Man Pays Forward $2400 Wheelchair

July 18, 2023

In the little community of Number One, nestled between Station Camp Creek Boat Ramp and the Cages Bend Peninsula, there lives a man who believes in the power of passing it on. 

Brian Cook, a retired Electronic Engineer, and his wife Peggy, a retired nurse, were given an electric wheelchair in 2021 by a neighbor who had brought it brand new. They graciously accepted it and planned to use it when Peggy’s mobility challenged mother stayed with them. 

The chair is valued at $2,400—a generous and thoughtful gift. The original owner wanted to see it benefit someone in need.

However, Brian says it was stored in the garage the majority of the time they had it. “It just collected dust,” he recalls. 

One month ago, when the Cooks started purging their possessions, the wheelchair was uncovered and so was the desire to pass on the precious gift. 

Having suffered a stroke in 2016, Brian understood what it meant to be in need.
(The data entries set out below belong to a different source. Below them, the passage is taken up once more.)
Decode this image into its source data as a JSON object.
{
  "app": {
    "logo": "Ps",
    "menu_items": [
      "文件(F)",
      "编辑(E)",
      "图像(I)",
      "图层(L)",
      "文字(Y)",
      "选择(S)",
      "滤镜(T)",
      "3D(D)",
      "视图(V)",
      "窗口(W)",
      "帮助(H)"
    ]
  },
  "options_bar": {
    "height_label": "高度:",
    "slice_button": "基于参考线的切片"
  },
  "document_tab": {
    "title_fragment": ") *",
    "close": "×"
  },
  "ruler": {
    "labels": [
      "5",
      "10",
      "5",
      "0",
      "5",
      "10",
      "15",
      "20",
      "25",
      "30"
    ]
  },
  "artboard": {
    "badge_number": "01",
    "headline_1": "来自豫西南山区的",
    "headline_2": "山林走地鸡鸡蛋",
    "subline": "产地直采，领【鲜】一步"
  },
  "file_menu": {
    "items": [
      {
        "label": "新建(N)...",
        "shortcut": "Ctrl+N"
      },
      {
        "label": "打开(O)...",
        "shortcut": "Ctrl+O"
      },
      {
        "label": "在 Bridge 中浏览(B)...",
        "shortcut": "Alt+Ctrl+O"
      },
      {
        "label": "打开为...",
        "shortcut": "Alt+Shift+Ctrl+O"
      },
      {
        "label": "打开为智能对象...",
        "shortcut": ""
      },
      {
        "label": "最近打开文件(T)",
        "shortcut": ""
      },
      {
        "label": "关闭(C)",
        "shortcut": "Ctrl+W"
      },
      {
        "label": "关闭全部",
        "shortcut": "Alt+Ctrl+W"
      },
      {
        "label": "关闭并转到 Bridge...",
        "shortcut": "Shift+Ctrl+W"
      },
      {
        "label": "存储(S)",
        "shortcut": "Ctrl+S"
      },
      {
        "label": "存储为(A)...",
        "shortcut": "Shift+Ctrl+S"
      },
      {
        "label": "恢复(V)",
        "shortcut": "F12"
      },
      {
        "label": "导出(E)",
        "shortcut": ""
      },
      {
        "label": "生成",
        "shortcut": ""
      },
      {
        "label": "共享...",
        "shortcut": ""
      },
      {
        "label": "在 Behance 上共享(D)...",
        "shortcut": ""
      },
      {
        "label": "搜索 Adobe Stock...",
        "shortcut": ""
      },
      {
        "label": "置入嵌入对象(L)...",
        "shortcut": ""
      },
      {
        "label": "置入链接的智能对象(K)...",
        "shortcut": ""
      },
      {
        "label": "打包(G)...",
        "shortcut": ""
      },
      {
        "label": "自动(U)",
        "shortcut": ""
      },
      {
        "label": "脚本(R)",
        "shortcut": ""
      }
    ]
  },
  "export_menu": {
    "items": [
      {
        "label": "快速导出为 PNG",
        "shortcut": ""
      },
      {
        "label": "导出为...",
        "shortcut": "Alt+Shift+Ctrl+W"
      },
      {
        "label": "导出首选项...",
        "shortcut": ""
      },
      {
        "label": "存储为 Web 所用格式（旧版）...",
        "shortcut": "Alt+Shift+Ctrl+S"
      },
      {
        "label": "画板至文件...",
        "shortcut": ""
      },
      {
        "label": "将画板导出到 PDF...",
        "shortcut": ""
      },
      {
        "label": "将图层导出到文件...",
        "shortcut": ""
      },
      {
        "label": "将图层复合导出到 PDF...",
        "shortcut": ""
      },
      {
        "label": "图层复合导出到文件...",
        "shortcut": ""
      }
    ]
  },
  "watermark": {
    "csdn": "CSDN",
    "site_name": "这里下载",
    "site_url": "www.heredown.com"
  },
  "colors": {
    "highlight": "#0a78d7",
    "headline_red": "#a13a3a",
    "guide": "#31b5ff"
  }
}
The stroke left him undergoing intensive therapy. 

“The hardest part was having to rely on people. That’s a tough lesson to learn,” he recounts. “All the time God is able to use any situation that he wants to. He delivers us from things, through things, and by things.” 

So after being reminded about the wheelchair, it was natural for Brian to reach out to his friend, Gil Carter, who runs a mission for First Responders. 

Gil didn’t have anyone needing the wheelchair, but he connected Brian with Community Life Ride (CLR) of Hendersonville. CLR is “a volunteer-driven membership program available to mature adults over 60 who no longer drive,” according to their mission statement. They “bridge the transportation gap” for a population group that can easily be forgotten.

Christine Martin, CLR’s Director of Operations, was ecstatic to get Brian’s call. “She thanked me profusely,” says Brian. “And she told me, ‘We’ve got a match—someone needing that wheelchair right now.’” 

CLR picked up the chair and delivered it to their client, James Dowell, who was deeply appreciative of this blessing. 

But James was not the only one who’s better off from this situation. “I think this has probably blessed me more than anyone,” says Brian. “Who knows where this blessing will end.” 

When that wheelchair was first gifted to the Cooks, the paying it forward principle was set in motion. Little did they know it would continue on to give motion to James—to give the ability to move—that is giving freedom, independence, and a renewed sense of self-worth. It is far beyond the $2,400 price tag. This gift is priceless. 

Let’s pass it on, North Nashville. 


Sarah Ricciardi

Published Jul 12, 2023